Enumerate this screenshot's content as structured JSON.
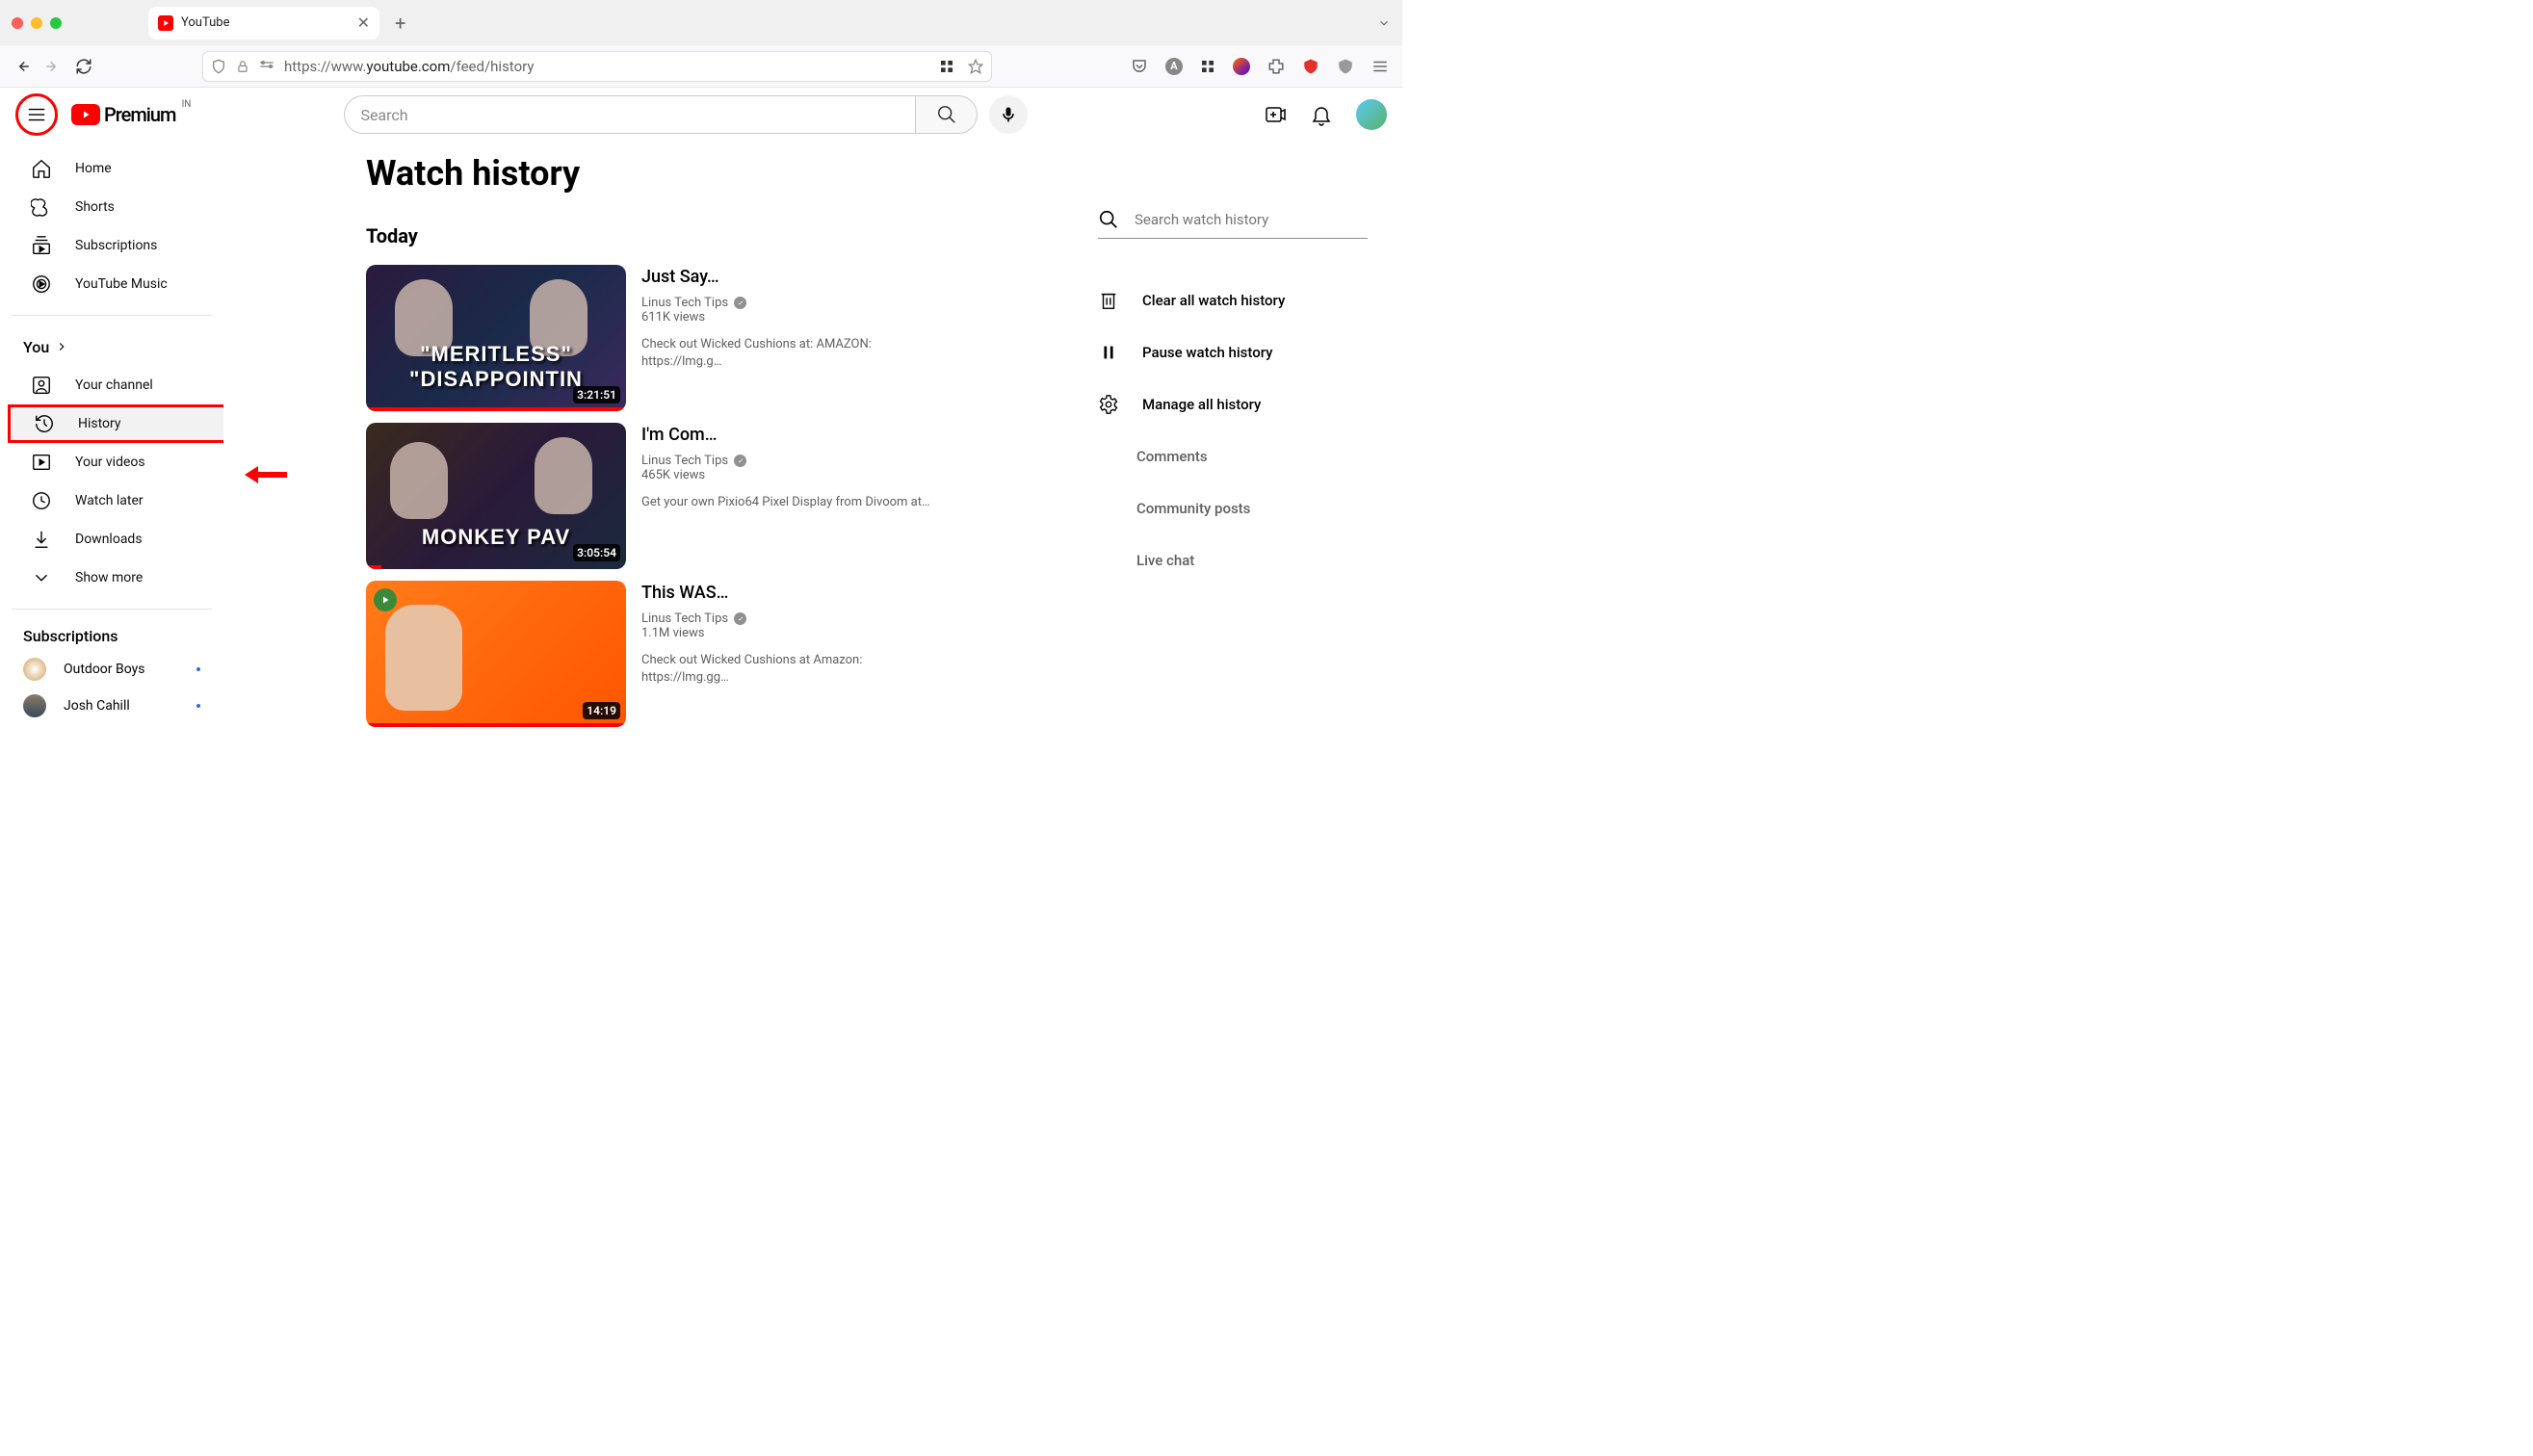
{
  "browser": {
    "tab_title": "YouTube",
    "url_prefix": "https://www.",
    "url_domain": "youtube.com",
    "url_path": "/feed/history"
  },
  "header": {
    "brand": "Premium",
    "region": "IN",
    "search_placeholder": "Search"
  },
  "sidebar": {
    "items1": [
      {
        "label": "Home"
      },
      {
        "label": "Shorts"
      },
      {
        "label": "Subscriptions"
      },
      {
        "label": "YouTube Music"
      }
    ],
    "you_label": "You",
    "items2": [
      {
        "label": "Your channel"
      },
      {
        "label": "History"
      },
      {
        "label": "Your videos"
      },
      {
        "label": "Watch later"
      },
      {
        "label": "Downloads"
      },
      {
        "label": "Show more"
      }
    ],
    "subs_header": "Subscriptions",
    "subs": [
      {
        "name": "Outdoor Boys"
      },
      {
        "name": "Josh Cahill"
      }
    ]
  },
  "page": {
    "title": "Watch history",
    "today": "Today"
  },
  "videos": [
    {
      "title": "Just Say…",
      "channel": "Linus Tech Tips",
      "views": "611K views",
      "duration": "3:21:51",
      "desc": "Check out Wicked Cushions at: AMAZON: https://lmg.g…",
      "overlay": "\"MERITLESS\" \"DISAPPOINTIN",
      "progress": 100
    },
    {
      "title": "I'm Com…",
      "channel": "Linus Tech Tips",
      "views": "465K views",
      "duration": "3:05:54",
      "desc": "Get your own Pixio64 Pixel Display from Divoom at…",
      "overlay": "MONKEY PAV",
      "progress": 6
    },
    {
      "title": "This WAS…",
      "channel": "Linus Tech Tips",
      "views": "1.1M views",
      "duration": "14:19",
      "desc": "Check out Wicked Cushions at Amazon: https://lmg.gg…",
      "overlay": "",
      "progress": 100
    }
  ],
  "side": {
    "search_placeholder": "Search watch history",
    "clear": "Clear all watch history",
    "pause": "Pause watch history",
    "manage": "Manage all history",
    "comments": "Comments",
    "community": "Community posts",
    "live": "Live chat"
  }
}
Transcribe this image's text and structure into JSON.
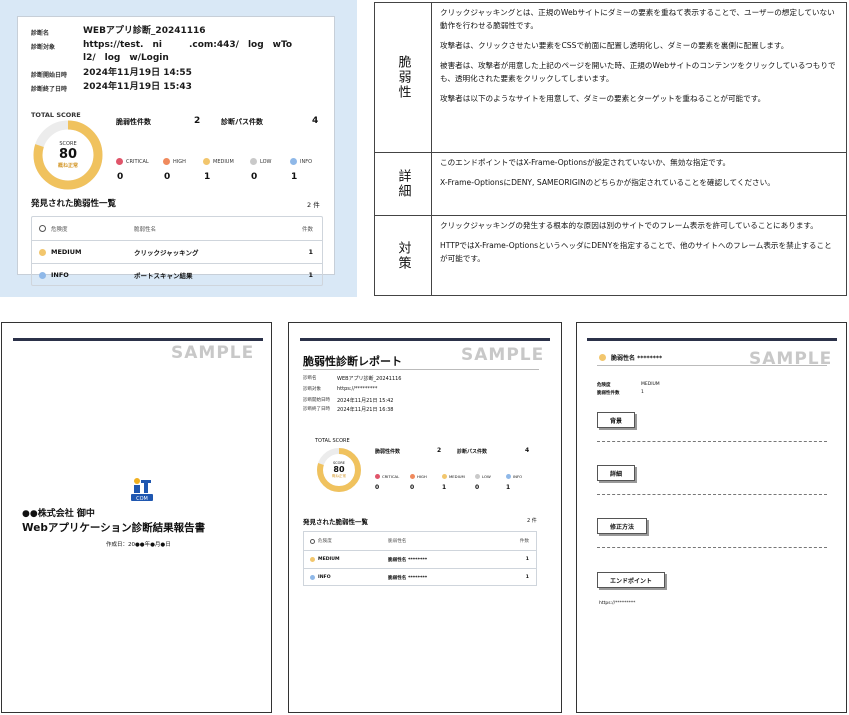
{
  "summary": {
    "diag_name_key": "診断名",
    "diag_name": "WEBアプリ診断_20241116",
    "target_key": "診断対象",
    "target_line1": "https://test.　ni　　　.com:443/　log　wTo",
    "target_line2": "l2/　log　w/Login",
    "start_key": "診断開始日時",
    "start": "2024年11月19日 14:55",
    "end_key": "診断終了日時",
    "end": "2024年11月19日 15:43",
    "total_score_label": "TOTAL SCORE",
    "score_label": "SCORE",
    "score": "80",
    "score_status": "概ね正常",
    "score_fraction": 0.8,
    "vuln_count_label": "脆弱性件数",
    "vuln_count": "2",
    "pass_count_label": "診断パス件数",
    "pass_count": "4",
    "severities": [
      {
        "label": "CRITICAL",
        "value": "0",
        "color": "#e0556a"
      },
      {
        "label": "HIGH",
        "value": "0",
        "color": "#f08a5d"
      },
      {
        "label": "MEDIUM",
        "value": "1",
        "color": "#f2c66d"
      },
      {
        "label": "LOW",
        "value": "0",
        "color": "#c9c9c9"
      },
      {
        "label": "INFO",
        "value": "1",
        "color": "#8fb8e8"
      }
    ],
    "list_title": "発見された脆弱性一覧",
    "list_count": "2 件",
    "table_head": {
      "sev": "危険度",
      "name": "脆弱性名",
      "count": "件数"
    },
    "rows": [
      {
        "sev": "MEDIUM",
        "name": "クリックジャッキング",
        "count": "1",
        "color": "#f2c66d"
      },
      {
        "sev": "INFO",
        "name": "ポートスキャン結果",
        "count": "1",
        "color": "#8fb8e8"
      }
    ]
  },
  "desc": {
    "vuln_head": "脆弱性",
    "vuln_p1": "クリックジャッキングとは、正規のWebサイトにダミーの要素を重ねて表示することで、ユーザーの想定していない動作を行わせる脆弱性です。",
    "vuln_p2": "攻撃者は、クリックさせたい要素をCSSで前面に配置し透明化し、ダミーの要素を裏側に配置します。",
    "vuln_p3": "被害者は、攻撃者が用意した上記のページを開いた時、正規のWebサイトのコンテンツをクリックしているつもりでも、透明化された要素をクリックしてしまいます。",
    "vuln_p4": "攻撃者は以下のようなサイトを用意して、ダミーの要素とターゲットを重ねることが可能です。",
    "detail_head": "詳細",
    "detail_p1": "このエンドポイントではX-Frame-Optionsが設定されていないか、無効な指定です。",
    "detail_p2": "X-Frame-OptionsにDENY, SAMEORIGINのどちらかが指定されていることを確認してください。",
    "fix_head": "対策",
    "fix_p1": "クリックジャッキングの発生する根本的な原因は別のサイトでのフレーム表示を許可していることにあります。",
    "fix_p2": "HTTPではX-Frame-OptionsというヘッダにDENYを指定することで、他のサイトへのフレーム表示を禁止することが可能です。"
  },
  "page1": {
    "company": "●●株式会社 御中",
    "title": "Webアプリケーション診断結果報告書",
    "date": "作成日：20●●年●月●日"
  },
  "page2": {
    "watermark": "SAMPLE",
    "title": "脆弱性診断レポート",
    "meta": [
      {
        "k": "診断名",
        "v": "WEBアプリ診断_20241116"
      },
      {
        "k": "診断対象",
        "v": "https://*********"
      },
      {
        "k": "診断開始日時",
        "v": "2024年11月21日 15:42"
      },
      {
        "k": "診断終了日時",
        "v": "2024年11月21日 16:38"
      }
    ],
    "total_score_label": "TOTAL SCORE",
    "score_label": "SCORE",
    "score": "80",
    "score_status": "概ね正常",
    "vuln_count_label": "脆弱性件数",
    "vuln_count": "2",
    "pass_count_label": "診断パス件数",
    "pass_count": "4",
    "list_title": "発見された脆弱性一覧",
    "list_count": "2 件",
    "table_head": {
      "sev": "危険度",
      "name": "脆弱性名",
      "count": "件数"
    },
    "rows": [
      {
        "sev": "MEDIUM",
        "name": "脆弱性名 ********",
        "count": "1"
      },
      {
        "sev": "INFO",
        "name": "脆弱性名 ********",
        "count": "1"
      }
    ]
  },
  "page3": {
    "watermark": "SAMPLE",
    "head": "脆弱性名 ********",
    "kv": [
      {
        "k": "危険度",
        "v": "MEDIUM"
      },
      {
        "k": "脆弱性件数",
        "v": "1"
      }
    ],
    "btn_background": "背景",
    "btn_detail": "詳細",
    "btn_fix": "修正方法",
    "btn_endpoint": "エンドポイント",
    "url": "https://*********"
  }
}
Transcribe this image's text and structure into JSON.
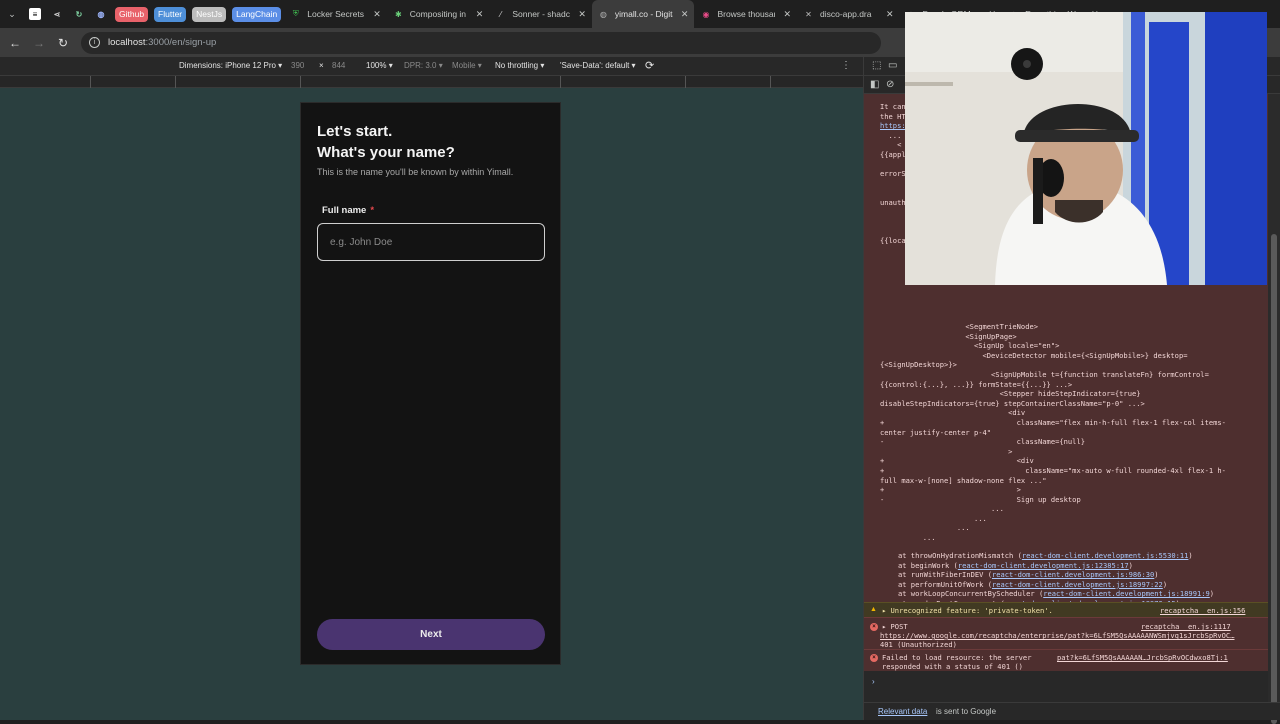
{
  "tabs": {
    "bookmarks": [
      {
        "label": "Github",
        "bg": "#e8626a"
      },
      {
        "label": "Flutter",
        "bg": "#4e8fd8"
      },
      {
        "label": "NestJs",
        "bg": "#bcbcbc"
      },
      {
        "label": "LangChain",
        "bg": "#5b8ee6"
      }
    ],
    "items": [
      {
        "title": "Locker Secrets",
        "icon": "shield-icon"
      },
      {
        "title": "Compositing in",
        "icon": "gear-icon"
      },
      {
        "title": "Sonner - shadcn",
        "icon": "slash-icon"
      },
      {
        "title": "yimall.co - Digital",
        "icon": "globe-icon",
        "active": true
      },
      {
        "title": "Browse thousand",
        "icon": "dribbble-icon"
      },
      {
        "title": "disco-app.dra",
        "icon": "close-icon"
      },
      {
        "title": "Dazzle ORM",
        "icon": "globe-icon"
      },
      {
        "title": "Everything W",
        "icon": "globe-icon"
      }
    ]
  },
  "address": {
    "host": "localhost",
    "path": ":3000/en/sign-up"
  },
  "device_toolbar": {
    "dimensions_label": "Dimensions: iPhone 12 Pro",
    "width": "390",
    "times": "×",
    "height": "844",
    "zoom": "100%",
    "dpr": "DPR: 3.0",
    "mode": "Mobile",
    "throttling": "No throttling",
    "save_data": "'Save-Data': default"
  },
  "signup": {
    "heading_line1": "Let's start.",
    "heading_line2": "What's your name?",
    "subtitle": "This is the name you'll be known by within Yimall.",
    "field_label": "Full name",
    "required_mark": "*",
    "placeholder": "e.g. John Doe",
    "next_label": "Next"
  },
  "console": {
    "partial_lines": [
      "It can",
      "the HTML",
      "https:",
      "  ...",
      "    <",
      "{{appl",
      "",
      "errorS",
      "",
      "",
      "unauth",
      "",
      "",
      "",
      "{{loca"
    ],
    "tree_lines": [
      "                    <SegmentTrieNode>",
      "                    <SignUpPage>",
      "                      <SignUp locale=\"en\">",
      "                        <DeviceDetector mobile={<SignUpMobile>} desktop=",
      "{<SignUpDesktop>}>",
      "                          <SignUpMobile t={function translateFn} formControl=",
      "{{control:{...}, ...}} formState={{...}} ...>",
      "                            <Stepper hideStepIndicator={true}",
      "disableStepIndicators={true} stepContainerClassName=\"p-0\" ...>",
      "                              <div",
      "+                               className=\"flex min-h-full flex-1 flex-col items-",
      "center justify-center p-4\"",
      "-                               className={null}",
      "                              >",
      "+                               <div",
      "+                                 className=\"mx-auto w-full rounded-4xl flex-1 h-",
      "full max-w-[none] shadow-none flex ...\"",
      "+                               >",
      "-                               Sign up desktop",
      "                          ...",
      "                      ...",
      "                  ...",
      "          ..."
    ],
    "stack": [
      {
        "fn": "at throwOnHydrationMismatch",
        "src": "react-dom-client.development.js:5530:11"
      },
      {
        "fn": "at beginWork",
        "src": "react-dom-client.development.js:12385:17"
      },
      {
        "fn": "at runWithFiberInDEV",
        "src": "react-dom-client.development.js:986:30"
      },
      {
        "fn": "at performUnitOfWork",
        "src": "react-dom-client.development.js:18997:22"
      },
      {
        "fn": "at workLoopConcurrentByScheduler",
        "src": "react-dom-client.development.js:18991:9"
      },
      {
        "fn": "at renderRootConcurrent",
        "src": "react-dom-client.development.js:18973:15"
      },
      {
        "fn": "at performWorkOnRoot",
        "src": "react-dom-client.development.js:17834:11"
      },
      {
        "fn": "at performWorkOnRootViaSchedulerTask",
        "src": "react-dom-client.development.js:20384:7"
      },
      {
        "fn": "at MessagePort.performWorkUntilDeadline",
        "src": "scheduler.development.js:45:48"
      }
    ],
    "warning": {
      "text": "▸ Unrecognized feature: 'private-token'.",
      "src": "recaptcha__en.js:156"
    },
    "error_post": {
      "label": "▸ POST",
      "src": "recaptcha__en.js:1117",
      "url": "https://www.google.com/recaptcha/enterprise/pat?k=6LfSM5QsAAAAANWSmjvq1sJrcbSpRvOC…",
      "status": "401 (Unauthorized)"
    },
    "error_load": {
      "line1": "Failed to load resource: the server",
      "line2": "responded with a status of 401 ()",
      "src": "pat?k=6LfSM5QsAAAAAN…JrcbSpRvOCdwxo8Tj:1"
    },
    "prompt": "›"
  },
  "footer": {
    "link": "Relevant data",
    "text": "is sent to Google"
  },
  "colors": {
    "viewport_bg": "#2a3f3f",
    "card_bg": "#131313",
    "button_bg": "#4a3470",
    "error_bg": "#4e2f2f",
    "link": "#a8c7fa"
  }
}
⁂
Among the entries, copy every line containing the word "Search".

    "search_placeholder": "Search"
    "search_placeholder": "Search watch history",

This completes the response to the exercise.